This semester for Public Relations Research we are working with Oklahoma Messages Project, a nonprofit that helps connect children with their incarcerated parents. In Oklahoma approximately 96,000 children have a parent in prison. These families sometimes go years without a child seeing his/her parent. The Oklahoma Messages Project uses reading to connect parent to child by supplying books, filming the parent reading the book, and giving the child a DVD of the parent reading. This encourages literacy in both the child and the parent as well as helps preserve the parent/child bond.

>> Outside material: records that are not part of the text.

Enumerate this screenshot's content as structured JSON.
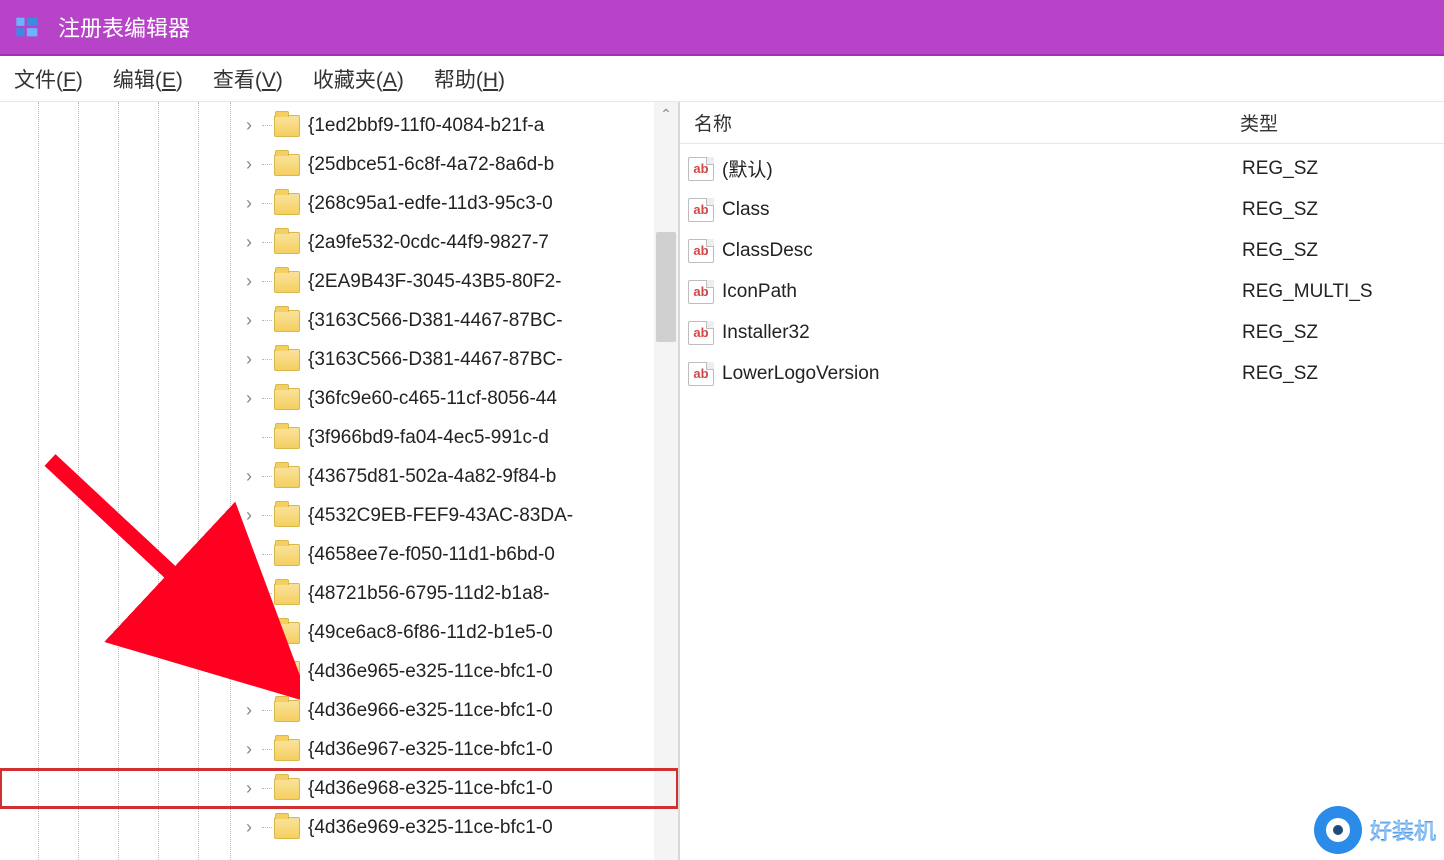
{
  "window": {
    "title": "注册表编辑器"
  },
  "menu": {
    "file": {
      "label": "文件(",
      "accel": "F",
      "tail": ")"
    },
    "edit": {
      "label": "编辑(",
      "accel": "E",
      "tail": ")"
    },
    "view": {
      "label": "查看(",
      "accel": "V",
      "tail": ")"
    },
    "fav": {
      "label": "收藏夹(",
      "accel": "A",
      "tail": ")"
    },
    "help": {
      "label": "帮助(",
      "accel": "H",
      "tail": ")"
    }
  },
  "tree": {
    "items": [
      {
        "label": "{1ed2bbf9-11f0-4084-b21f-a",
        "expandable": true,
        "highlighted": false
      },
      {
        "label": "{25dbce51-6c8f-4a72-8a6d-b",
        "expandable": true,
        "highlighted": false
      },
      {
        "label": "{268c95a1-edfe-11d3-95c3-0",
        "expandable": true,
        "highlighted": false
      },
      {
        "label": "{2a9fe532-0cdc-44f9-9827-7",
        "expandable": true,
        "highlighted": false
      },
      {
        "label": "{2EA9B43F-3045-43B5-80F2-",
        "expandable": true,
        "highlighted": false
      },
      {
        "label": "{3163C566-D381-4467-87BC-",
        "expandable": true,
        "highlighted": false
      },
      {
        "label": "{3163C566-D381-4467-87BC-",
        "expandable": true,
        "highlighted": false
      },
      {
        "label": "{36fc9e60-c465-11cf-8056-44",
        "expandable": true,
        "highlighted": false
      },
      {
        "label": "{3f966bd9-fa04-4ec5-991c-d",
        "expandable": false,
        "highlighted": false
      },
      {
        "label": "{43675d81-502a-4a82-9f84-b",
        "expandable": true,
        "highlighted": false
      },
      {
        "label": "{4532C9EB-FEF9-43AC-83DA-",
        "expandable": true,
        "highlighted": false
      },
      {
        "label": "{4658ee7e-f050-11d1-b6bd-0",
        "expandable": true,
        "highlighted": false
      },
      {
        "label": "{48721b56-6795-11d2-b1a8-",
        "expandable": true,
        "highlighted": false
      },
      {
        "label": "{49ce6ac8-6f86-11d2-b1e5-0",
        "expandable": true,
        "highlighted": false
      },
      {
        "label": "{4d36e965-e325-11ce-bfc1-0",
        "expandable": true,
        "highlighted": false
      },
      {
        "label": "{4d36e966-e325-11ce-bfc1-0",
        "expandable": true,
        "highlighted": false
      },
      {
        "label": "{4d36e967-e325-11ce-bfc1-0",
        "expandable": true,
        "highlighted": false
      },
      {
        "label": "{4d36e968-e325-11ce-bfc1-0",
        "expandable": true,
        "highlighted": true
      },
      {
        "label": "{4d36e969-e325-11ce-bfc1-0",
        "expandable": true,
        "highlighted": false
      }
    ]
  },
  "list": {
    "headers": {
      "name": "名称",
      "type": "类型"
    },
    "rows": [
      {
        "name": "(默认)",
        "type": "REG_SZ",
        "icon": "ab"
      },
      {
        "name": "Class",
        "type": "REG_SZ",
        "icon": "ab"
      },
      {
        "name": "ClassDesc",
        "type": "REG_SZ",
        "icon": "ab"
      },
      {
        "name": "IconPath",
        "type": "REG_MULTI_S",
        "icon": "ab"
      },
      {
        "name": "Installer32",
        "type": "REG_SZ",
        "icon": "ab"
      },
      {
        "name": "LowerLogoVersion",
        "type": "REG_SZ",
        "icon": "ab"
      }
    ]
  },
  "watermark": {
    "text": "好装机"
  }
}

It’s a great nonprofit, and a great project for PR students to gather research on, however, it’s also one where it’s difficult to get participants to provide data for. First, we can’t interact with any of the minors in the program. Second, the caregivers of the minors in the program are often hard to locate (some move often, others don’t provide contact information). Third, those caregivers we can locate are hesitant to participate in any research as they are constantly protecting the child in their custody and don’t want to endanger that duty. Fourth, it’s hard to get into prisons to get data from the incarcerated parent.

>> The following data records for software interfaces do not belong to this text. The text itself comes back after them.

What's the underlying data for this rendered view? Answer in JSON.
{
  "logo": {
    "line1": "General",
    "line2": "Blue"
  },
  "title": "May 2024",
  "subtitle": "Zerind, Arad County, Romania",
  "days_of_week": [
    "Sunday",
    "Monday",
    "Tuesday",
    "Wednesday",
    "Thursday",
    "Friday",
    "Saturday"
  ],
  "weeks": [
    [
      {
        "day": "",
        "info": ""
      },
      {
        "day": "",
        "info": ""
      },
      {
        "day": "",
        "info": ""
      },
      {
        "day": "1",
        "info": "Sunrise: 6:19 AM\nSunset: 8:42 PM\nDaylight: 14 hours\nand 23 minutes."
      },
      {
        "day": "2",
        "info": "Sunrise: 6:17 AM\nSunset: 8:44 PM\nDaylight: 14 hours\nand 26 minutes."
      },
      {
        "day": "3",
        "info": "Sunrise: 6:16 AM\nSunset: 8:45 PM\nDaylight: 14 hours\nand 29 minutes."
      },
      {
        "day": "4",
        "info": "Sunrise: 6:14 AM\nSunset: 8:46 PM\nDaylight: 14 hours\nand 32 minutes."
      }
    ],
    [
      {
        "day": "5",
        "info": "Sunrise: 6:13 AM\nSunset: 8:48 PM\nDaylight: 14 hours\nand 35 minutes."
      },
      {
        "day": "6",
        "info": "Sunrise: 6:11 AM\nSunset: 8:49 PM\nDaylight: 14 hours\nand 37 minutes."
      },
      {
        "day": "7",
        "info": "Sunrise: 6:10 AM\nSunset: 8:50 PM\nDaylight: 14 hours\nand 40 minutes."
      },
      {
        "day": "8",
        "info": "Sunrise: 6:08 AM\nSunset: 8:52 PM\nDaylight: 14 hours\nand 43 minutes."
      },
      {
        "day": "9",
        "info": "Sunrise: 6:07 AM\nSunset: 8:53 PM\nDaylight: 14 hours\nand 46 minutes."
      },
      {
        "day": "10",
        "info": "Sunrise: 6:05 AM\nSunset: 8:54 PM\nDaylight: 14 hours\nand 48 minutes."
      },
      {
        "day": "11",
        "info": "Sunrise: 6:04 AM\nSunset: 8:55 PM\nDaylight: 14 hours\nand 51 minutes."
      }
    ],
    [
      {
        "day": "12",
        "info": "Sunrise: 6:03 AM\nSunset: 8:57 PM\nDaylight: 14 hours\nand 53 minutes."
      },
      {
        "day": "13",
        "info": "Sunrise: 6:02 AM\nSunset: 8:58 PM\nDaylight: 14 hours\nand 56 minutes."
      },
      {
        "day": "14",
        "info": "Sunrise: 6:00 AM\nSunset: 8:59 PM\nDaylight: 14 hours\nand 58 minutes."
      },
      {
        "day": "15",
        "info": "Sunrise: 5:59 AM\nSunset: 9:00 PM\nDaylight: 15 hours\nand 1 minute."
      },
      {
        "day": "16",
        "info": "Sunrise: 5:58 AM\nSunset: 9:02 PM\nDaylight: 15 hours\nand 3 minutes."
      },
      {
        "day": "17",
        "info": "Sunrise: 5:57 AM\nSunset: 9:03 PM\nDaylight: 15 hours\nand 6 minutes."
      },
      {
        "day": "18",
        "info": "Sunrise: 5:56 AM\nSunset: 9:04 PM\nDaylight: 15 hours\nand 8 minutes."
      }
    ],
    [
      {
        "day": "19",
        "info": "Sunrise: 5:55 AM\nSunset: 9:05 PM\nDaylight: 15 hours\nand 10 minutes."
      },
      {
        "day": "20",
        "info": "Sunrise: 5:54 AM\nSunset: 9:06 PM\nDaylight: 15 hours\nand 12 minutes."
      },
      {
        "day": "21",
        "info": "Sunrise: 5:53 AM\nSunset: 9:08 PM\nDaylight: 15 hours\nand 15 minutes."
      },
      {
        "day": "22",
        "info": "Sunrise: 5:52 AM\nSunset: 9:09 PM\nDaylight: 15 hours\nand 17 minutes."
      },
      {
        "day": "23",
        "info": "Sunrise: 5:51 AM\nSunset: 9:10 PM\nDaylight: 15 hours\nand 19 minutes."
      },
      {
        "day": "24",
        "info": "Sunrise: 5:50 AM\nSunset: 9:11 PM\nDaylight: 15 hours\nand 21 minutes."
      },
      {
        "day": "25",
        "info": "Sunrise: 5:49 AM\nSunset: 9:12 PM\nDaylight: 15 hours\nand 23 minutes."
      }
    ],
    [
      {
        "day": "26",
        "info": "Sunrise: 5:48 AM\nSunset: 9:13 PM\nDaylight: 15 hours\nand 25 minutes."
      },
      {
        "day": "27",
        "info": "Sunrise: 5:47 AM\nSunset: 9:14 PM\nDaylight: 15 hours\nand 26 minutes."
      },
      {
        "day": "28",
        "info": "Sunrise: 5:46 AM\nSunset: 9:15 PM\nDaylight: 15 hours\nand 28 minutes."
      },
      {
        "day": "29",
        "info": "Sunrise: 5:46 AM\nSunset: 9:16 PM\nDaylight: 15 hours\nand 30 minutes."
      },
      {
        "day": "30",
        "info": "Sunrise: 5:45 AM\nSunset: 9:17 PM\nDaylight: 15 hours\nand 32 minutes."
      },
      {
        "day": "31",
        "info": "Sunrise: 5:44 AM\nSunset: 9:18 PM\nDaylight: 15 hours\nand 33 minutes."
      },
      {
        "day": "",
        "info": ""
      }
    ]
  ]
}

The PR Research Course and Problems with Participation
Each team member in the PR Research course was assigned to interview one stakeholder individual (volunteer, donor, board member). However, since this nonprofit is very small it has a limited amount of board members. Moreover, the mission of the organization – to connect incarcerated parent to child – is sometimes viewed negatively in the very Republican state of Oklahoma, where many in the public feel it’s in the best interest of the child to stay away from an incarcerated parent. Thus, few volunteers/donors working on the project agreed to interviews.

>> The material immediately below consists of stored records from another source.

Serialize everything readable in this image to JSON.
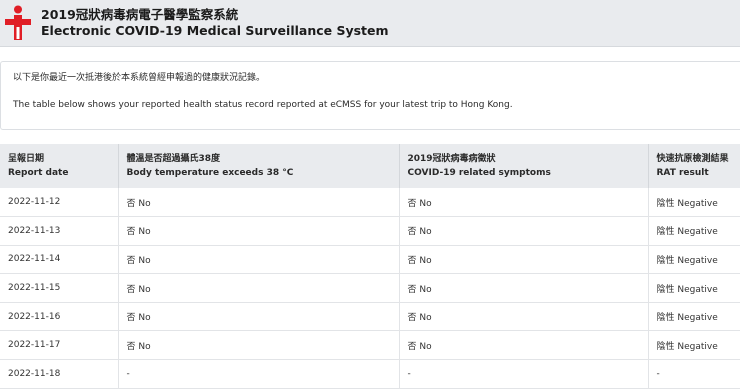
{
  "header": {
    "title_zh": "2019冠狀病毒病電子醫學監察系統",
    "title_en": "Electronic COVID-19 Medical Surveillance System"
  },
  "notice": {
    "line_zh": "以下是你最近一次抵港後於本系統曾經申報過的健康狀況記錄。",
    "line_en": "The table below shows your reported health status record reported at eCMSS for your latest trip to Hong Kong."
  },
  "table": {
    "headers": [
      {
        "zh": "呈報日期",
        "en": "Report date"
      },
      {
        "zh": "體溫是否超過攝氏38度",
        "en": "Body temperature exceeds 38 °C"
      },
      {
        "zh": "2019冠狀病毒病徵狀",
        "en": "COVID-19 related symptoms"
      },
      {
        "zh": "快速抗原檢測結果",
        "en": "RAT result"
      }
    ],
    "rows": [
      {
        "date": "2022-11-12",
        "temp": "否 No",
        "symptoms": "否 No",
        "rat": "陰性 Negative"
      },
      {
        "date": "2022-11-13",
        "temp": "否 No",
        "symptoms": "否 No",
        "rat": "陰性 Negative"
      },
      {
        "date": "2022-11-14",
        "temp": "否 No",
        "symptoms": "否 No",
        "rat": "陰性 Negative"
      },
      {
        "date": "2022-11-15",
        "temp": "否 No",
        "symptoms": "否 No",
        "rat": "陰性 Negative"
      },
      {
        "date": "2022-11-16",
        "temp": "否 No",
        "symptoms": "否 No",
        "rat": "陰性 Negative"
      },
      {
        "date": "2022-11-17",
        "temp": "否 No",
        "symptoms": "否 No",
        "rat": "陰性 Negative"
      },
      {
        "date": "2022-11-18",
        "temp": "-",
        "symptoms": "-",
        "rat": "-"
      }
    ]
  },
  "colors": {
    "logo_red": "#e01e26",
    "header_bg": "#e9ebee"
  }
}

In addition, the each PR Research team was assigned to conduct focus groups with caregivers of children in the program. Focus groups had to have between 4-12 participants, Unfortunately, when we began contacting the caregivers many did not want to participate in a focus group with other people – and others did not want to participate at all.
Of course, those of you who do qualitative research know this isn’t abnormal. Getting people to take part in studies where they have to sit and give a researcher information face-to-face is difficult – even for seasoned researchers.
Regardless, these sampling issues led me to have to adjust both qualitative methods for the course. Instead of each student conducting an interview, I told teams they had to interview at least three stakeholders (approximately 1/2 of what the assignment called for). In addition, I told them instead of focus groups, they could interview the caregivers (again, they were instructed to interview at least three caregivers). However, even with the adjustments made the students struggled to get three stakeholder interviews and three caregiver interviews.
Earning Points for a Different Project
Some groups were able to get the stakeholder and caregiver participants necessary for the revised assignment. Several groups, however, were unable to. Part of their grade for my PR Research course is getting subjects for the various assignments we have (including surveys). Students were understandably concerned about their grades. My solution was inspired by a video I had seen on Facebook – where a student earned extra credit in a science class by creating a music video about concepts he had learned in the course.
Please check out the PR Research music videos my students created. I’m pretty impressed with their skills and think you will be too.
Crimson & Creativity